1. To kill or destroy by preventing access of air or oxygen.
2. To impair the breathing of or cause discomfort to by cutting off the supply of fresh air.
3. To suppress the development, imagination, or creativity of; stifle: "The rigid formality of the place suffocated her" (William Makepeace Thackeray).
1. To die from lack of air or oxygen.
2. To feel discomfort from lack of fresh air.
3. To become or feel oppressed; be stifled.

[Latin suffōcāre, suffōcāt- : sub-, sub- + faucēs, throat.]

suf′fo·ca′ting·ly adv.
suf′fo·ca′tion n.
suf′fo·ca′tive adj.
American Heritage® Dictionary of the English Language, Fifth Edition. Copyright © 2016 by Houghton Mifflin Harcourt Publishing Company. Published by Houghton Mifflin Harcourt Publishing Company. All rights reserved.
ThesaurusAntonymsRelated WordsSynonymsLegend:
Adj.1.suffocative - causing difficulty in breathing especially through lack of fresh air and presence of heat; "the choking June dust"; "the smothering soft voices"; "smothering heat"; "the room was suffocating--hot and airless"
breathless, dyspneal, dyspneic, dyspnoeal, dyspnoeic - not breathing or able to breathe except with difficulty; "breathless at thought of what I had done"; "breathless from running"; "followed the match with breathless interest"
Based on WordNet 3.0, Farlex clipart collection. © 2003-2012 Princeton University, Farlex Inc.
References in periodicals archive ?
Srinagar -- In occupied Kashmir, the Jammu and Kashmir Democratic Freedom Party has said that banning of political activities has made the atmosphere suffocative in the territory where people are compelled to shoulder the coffins on daily basis.
Tubercular: A suffocative, intense, desperate, hectic pace leading in burnout.

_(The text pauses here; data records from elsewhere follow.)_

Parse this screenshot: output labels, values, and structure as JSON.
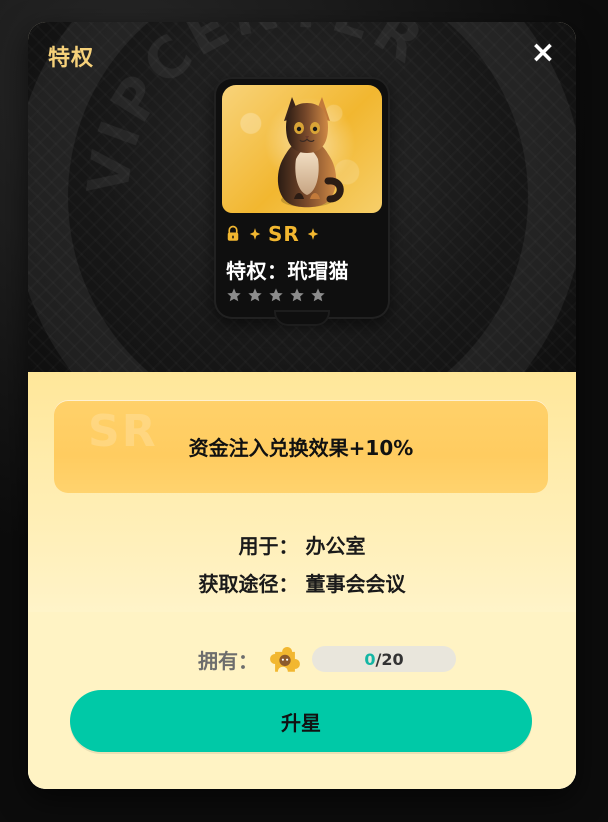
{
  "modal": {
    "title": "特权",
    "close_label": "×"
  },
  "card": {
    "rarity": "SR",
    "name": "特权：玳瑁猫",
    "stars_total": 5,
    "stars_filled": 0,
    "icons": {
      "lock": "lock-icon",
      "spark": "spark-icon",
      "star": "star-icon",
      "cat": "cat-illustration"
    },
    "background_watermark": "VIPCENTER"
  },
  "effect": {
    "text": "资金注入兑换效果+10%",
    "watermark": "SR"
  },
  "details": {
    "use_for_label": "用于：",
    "use_for_value": "办公室",
    "source_label": "获取途径：",
    "source_value": "董事会会议"
  },
  "ownership": {
    "label": "拥有：",
    "current": "0",
    "max": "20",
    "separator": "/"
  },
  "actions": {
    "upgrade_label": "升星"
  },
  "colors": {
    "accent": "#00c9a7",
    "gold": "#f2b730",
    "panel": "#fff3c4"
  }
}
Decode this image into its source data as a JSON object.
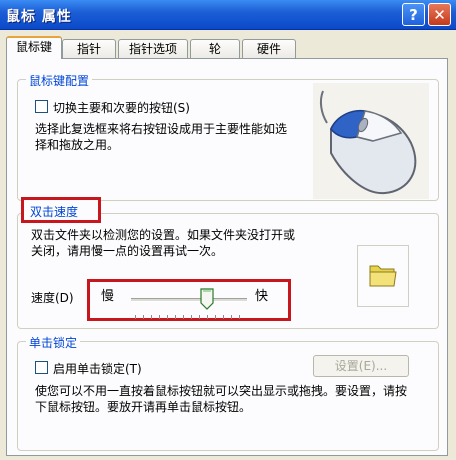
{
  "window": {
    "title": "鼠标 属性",
    "help_label": "?",
    "close_label": "✕"
  },
  "tabs": [
    {
      "label": "鼠标键",
      "active": true
    },
    {
      "label": "指针",
      "active": false
    },
    {
      "label": "指针选项",
      "active": false
    },
    {
      "label": "轮",
      "active": false
    },
    {
      "label": "硬件",
      "active": false
    }
  ],
  "button_config": {
    "legend": "鼠标键配置",
    "checkbox_label": "切换主要和次要的按钮(S)",
    "checked": false,
    "description": "选择此复选框来将右按钮设成用于主要性能如选择和拖放之用。",
    "image_icon": "mouse-icon"
  },
  "double_click": {
    "legend": "双击速度",
    "description": "双击文件夹以检测您的设置。如果文件夹没打开或关闭，请用慢一点的设置再试一次。",
    "speed_label": "速度(D)",
    "slow_label": "慢",
    "fast_label": "快",
    "speed_level": 0.6,
    "test_icon": "folder-icon"
  },
  "click_lock": {
    "legend": "单击锁定",
    "checkbox_label": "启用单击锁定(T)",
    "checked": false,
    "settings_label": "设置(E)...",
    "description": "使您可以不用一直按着鼠标按钮就可以突出显示或拖拽。要设置，请按下鼠标按钮。要放开请再单击鼠标按钮。"
  },
  "colors": {
    "titlebar": "#0a49c9",
    "highlight_border": "#c8161d",
    "group_label": "#0046d5"
  }
}
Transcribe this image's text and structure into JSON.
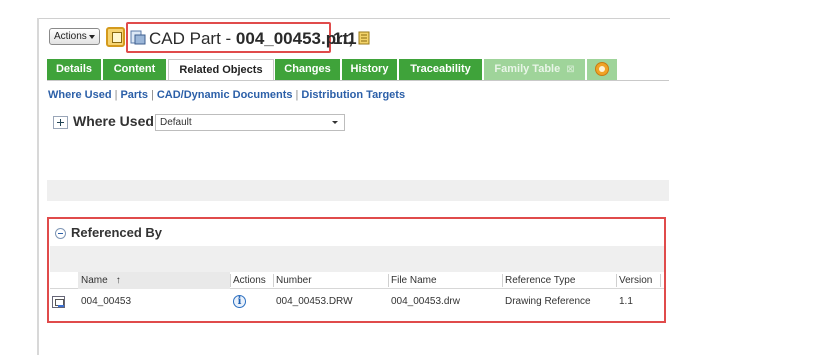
{
  "header": {
    "actions_label": "Actions",
    "title_prefix": "CAD Part - ",
    "title_name": "004_00453.prt,",
    "version": "1.1"
  },
  "tabs": [
    {
      "label": "Details",
      "state": "normal"
    },
    {
      "label": "Content",
      "state": "normal"
    },
    {
      "label": "Related Objects",
      "state": "active"
    },
    {
      "label": "Changes",
      "state": "normal"
    },
    {
      "label": "History",
      "state": "normal"
    },
    {
      "label": "Traceability",
      "state": "normal"
    },
    {
      "label": "Family Table",
      "state": "disabled"
    }
  ],
  "subnav": {
    "links": [
      "Where Used",
      "Parts",
      "CAD/Dynamic Documents",
      "Distribution Targets"
    ],
    "separator": "|"
  },
  "where_used": {
    "title": "Where Used",
    "filter_value": "Default"
  },
  "referenced_by": {
    "title": "Referenced By",
    "columns": [
      "Name",
      "Actions",
      "Number",
      "File Name",
      "Reference Type",
      "Version"
    ],
    "sort_indicator": "↑",
    "rows": [
      {
        "name": "004_00453",
        "number": "004_00453.DRW",
        "file_name": "004_00453.drw",
        "reference_type": "Drawing Reference",
        "version": "1.1"
      }
    ]
  },
  "colors": {
    "tab_green": "#3fa33a",
    "tab_disabled": "#9fd49a",
    "link_blue": "#2b5fa8",
    "highlight_red": "#e04b4b"
  },
  "icons": [
    "caret-down-icon",
    "note-icon",
    "cad-part-icon",
    "stack-icon",
    "related-add-icon",
    "expand-icon",
    "collapse-icon",
    "drawing-icon",
    "info-icon"
  ]
}
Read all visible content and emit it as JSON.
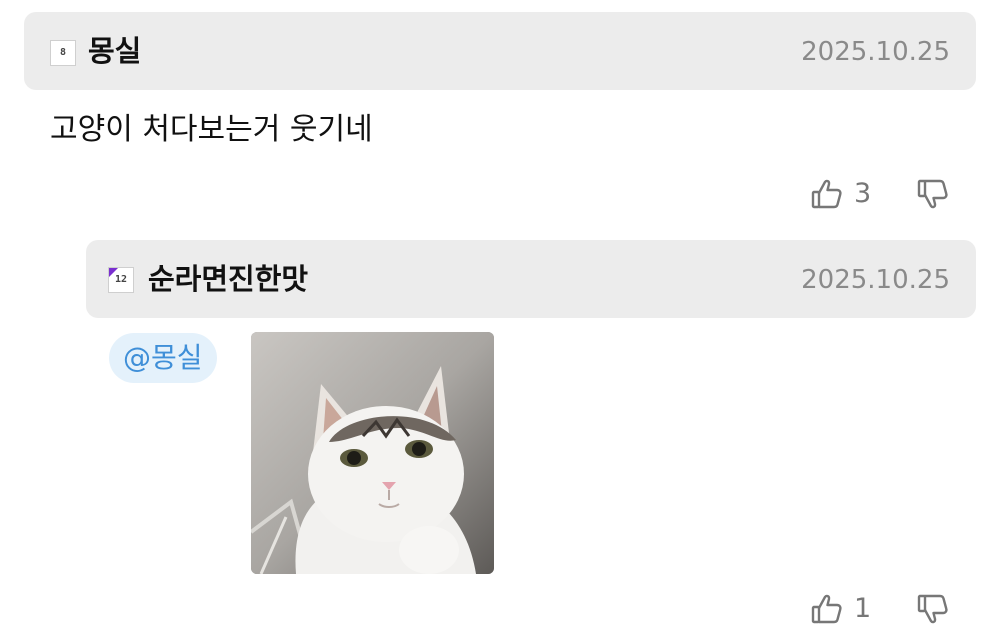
{
  "comments": [
    {
      "author": "몽실",
      "level_badge": "8",
      "date": "2025.10.25",
      "text": "고양이 처다보는거 웃기네",
      "likes": "3"
    },
    {
      "author": "순라면진한맛",
      "level_badge": "12",
      "date": "2025.10.25",
      "mention": "@몽실",
      "image": "cat-photo",
      "likes": "1"
    }
  ],
  "icons": {
    "like": "thumbs-up-icon",
    "dislike": "thumbs-down-icon"
  },
  "colors": {
    "header_bg": "#ececec",
    "mention_bg": "#e4f1fb",
    "mention_text": "#3f8fd8",
    "muted_text": "#8a8a8a",
    "level_badge_accent": "#7a2fd0"
  }
}
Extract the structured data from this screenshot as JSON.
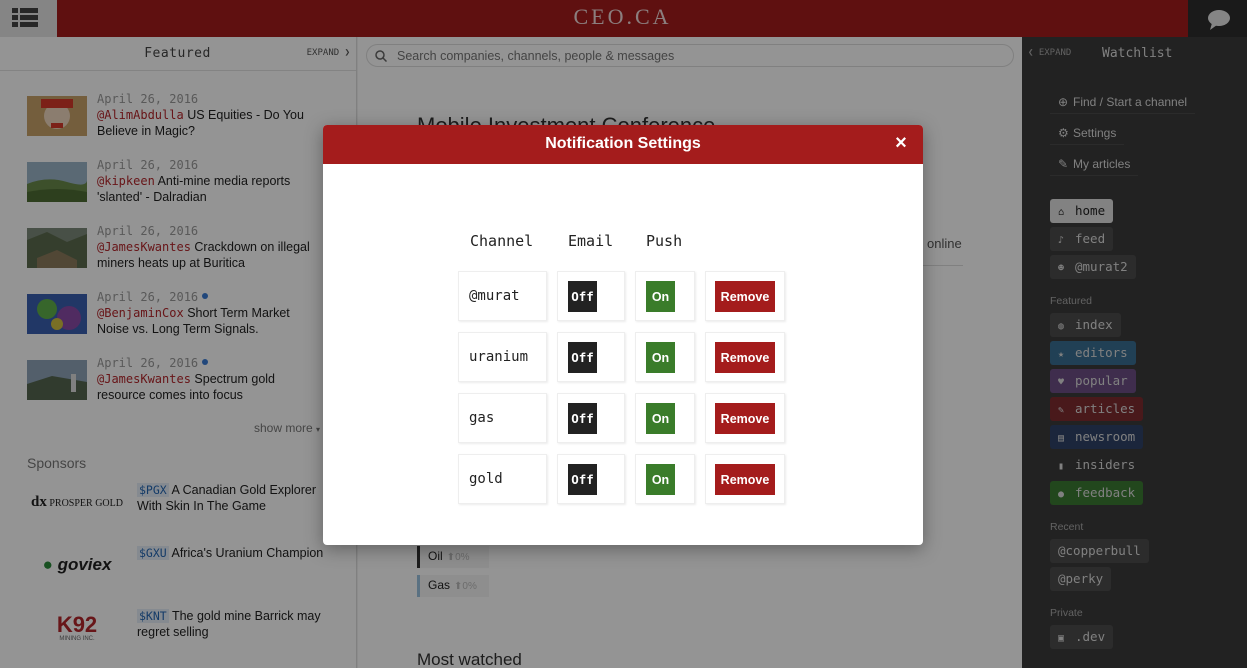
{
  "brand": {
    "logo": "CEO.CA"
  },
  "left": {
    "title": "Featured",
    "expand": "EXPAND",
    "items": [
      {
        "date": "April 26, 2016",
        "user": "@AlimAbdulla",
        "text": "US Equities - Do You Believe in Magic?",
        "dot": false
      },
      {
        "date": "April 26, 2016",
        "user": "@kipkeen",
        "text": "Anti-mine media reports 'slanted' - Dalradian",
        "dot": false
      },
      {
        "date": "April 26, 2016",
        "user": "@JamesKwantes",
        "text": "Crackdown on illegal miners heats up at Buritica",
        "dot": false
      },
      {
        "date": "April 26, 2016",
        "user": "@BenjaminCox",
        "text": "Short Term Market Noise vs. Long Term Signals.",
        "dot": true
      },
      {
        "date": "April 26, 2016",
        "user": "@JamesKwantes",
        "text": "Spectrum gold resource comes into focus",
        "dot": true
      }
    ],
    "show_more": "show more",
    "sponsors_title": "Sponsors",
    "sponsors": [
      {
        "logo": "PROSPER GOLD",
        "ticker": "$PGX",
        "text": "A Canadian Gold Explorer With Skin In The Game"
      },
      {
        "logo": "goviex",
        "ticker": "$GXU",
        "text": "Africa's Uranium Champion"
      },
      {
        "logo": "K92",
        "logo_sub": "MINING INC.",
        "ticker": "$KNT",
        "text": "The gold mine Barrick may regret selling"
      }
    ]
  },
  "center": {
    "search_placeholder": "Search companies, channels, people & messages",
    "title": "Mobile Investment Conference",
    "online": "online",
    "commodities": [
      {
        "name": "Oil",
        "change": "0%"
      },
      {
        "name": "Gas",
        "change": "0%"
      }
    ],
    "most_watched": "Most watched"
  },
  "right": {
    "expand": "EXPAND",
    "title": "Watchlist",
    "links": [
      {
        "label": "Find / Start a channel"
      },
      {
        "label": "Settings"
      },
      {
        "label": "My articles"
      }
    ],
    "pills_top": [
      {
        "label": "home"
      },
      {
        "label": "feed"
      },
      {
        "label": "@murat2"
      }
    ],
    "featured_label": "Featured",
    "pills_featured": [
      {
        "label": "index",
        "color": "#4c4c4c"
      },
      {
        "label": "editors",
        "color": "#3a6f93"
      },
      {
        "label": "popular",
        "color": "#6d4f86"
      },
      {
        "label": "articles",
        "color": "#7e2b30"
      },
      {
        "label": "newsroom",
        "color": "#2f4268"
      },
      {
        "label": "insiders",
        "color": "#3b3b3b"
      },
      {
        "label": "feedback",
        "color": "#3c7a33"
      }
    ],
    "recent_label": "Recent",
    "pills_recent": [
      {
        "label": "@copperbull"
      },
      {
        "label": "@perky"
      }
    ],
    "private_label": "Private",
    "pills_private": [
      {
        "label": ".dev"
      }
    ]
  },
  "modal": {
    "title": "Notification Settings",
    "close": "×",
    "headers": {
      "channel": "Channel",
      "email": "Email",
      "push": "Push"
    },
    "rows": [
      {
        "channel": "@murat",
        "email": "Off",
        "push": "On",
        "remove": "Remove"
      },
      {
        "channel": "uranium",
        "email": "Off",
        "push": "On",
        "remove": "Remove"
      },
      {
        "channel": "gas",
        "email": "Off",
        "push": "On",
        "remove": "Remove"
      },
      {
        "channel": "gold",
        "email": "Off",
        "push": "On",
        "remove": "Remove"
      }
    ]
  }
}
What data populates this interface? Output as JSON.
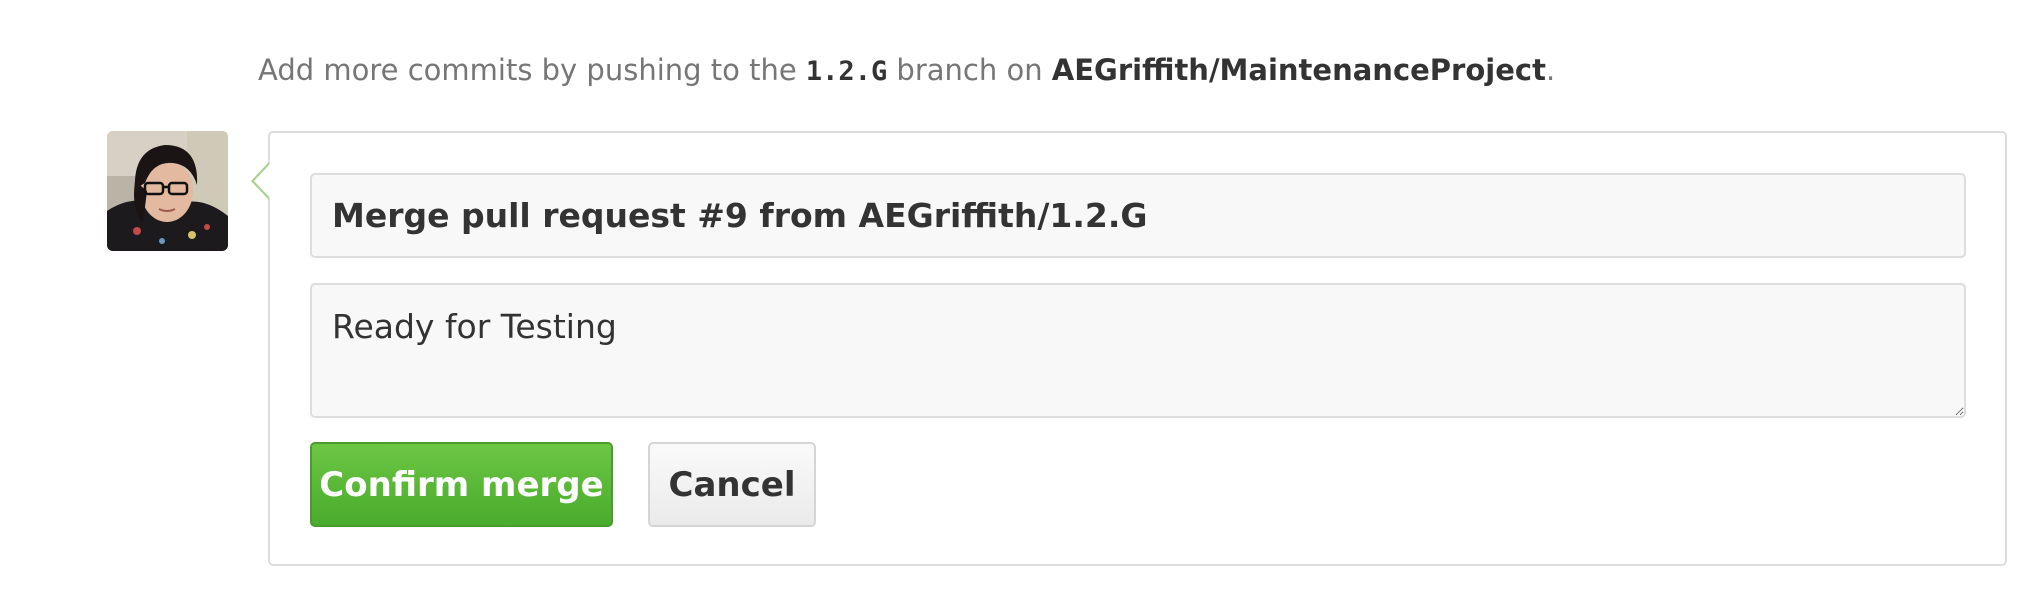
{
  "hint": {
    "prefix": "Add more commits by pushing to the ",
    "branch": "1.2.G",
    "middle": " branch on ",
    "repo": "AEGriffith/MaintenanceProject",
    "suffix": "."
  },
  "avatar": {
    "icon": "user-avatar-photo"
  },
  "merge_form": {
    "title_value": "Merge pull request #9 from AEGriffith/1.2.G",
    "body_value": "Ready for Testing",
    "confirm_label": "Confirm merge",
    "cancel_label": "Cancel"
  },
  "colors": {
    "confirm_green": "#55b934",
    "arrow_green": "#a9d08e"
  }
}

He said that agricultural tourism was a worldwide trend, which offered city dwellers a chance to escape noise and air polluted urban areas and suffocative environment and re-discover their rural roots.